ADMINISTRATION OF THE PROVISIONAL GOVERNMENT

To all beloved makaainana of the alii, Queen Liliuokalani, let it be known to all of you. The state of the Nation at this time, is under the administration of the provisional government by the reformist party [aoao hoomaemae], and military law is proclaimed by the new ministers of the provisional Government, that is: Continue reading

John L. Stevens’ outrageous impudence, 1893.

HAWAII BELONGS TO THE HAWAIIANS.

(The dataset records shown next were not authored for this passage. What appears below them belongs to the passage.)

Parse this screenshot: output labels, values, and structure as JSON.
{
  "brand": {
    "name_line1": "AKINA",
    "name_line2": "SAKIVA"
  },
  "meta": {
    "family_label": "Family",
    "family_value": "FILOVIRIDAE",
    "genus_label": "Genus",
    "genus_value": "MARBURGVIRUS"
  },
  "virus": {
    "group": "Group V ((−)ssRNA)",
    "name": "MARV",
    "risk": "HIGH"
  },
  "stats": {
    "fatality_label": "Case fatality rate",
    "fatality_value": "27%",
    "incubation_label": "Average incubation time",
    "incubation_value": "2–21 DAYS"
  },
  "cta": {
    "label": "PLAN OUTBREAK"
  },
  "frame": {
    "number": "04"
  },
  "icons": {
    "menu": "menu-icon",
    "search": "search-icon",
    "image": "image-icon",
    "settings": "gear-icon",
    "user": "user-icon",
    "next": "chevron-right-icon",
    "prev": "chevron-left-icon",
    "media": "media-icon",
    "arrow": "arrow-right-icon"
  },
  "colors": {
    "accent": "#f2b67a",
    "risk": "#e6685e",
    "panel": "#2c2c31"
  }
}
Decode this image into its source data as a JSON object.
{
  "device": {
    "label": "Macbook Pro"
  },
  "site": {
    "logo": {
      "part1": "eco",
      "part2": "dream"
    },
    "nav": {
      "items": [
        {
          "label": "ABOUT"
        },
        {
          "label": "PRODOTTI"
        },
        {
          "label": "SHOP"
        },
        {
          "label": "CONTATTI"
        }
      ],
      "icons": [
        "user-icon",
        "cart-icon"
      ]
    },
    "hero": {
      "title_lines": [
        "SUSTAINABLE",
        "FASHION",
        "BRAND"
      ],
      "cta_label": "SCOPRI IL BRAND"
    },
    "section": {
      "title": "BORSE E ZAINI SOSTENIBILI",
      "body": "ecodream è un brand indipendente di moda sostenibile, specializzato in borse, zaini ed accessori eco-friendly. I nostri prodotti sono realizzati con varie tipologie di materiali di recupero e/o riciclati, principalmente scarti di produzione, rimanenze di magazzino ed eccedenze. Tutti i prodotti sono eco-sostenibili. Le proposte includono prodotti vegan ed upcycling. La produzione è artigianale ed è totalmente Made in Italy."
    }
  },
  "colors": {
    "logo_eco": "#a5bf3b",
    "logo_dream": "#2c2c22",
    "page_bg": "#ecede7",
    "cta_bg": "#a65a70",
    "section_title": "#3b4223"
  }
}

The administration at Washington has the unqualified support of this magazine (The Illustrated American) in its course of conduct in the Hawaiian affair.In acknowledging the tremendous wrong committed by ex-Minister Stevens, while acting as the nation’s, representative at the Court of Queen Liliuokalani, President Cleveland and his Secretary of State have shown splendid courage and refreshing disdain of buncombe. All the facts in the case proves Stevens’ behavior while Minister at Honolulu to have been prompted by rank ignorance or complete disregard of right or decency. Stevens openly encouraged a portion of the Queen’s subjects in their preparations for rebellion and promised them every possible material assistance, the moment they furnished him with the shadow of an excuse for such a step. Continue reading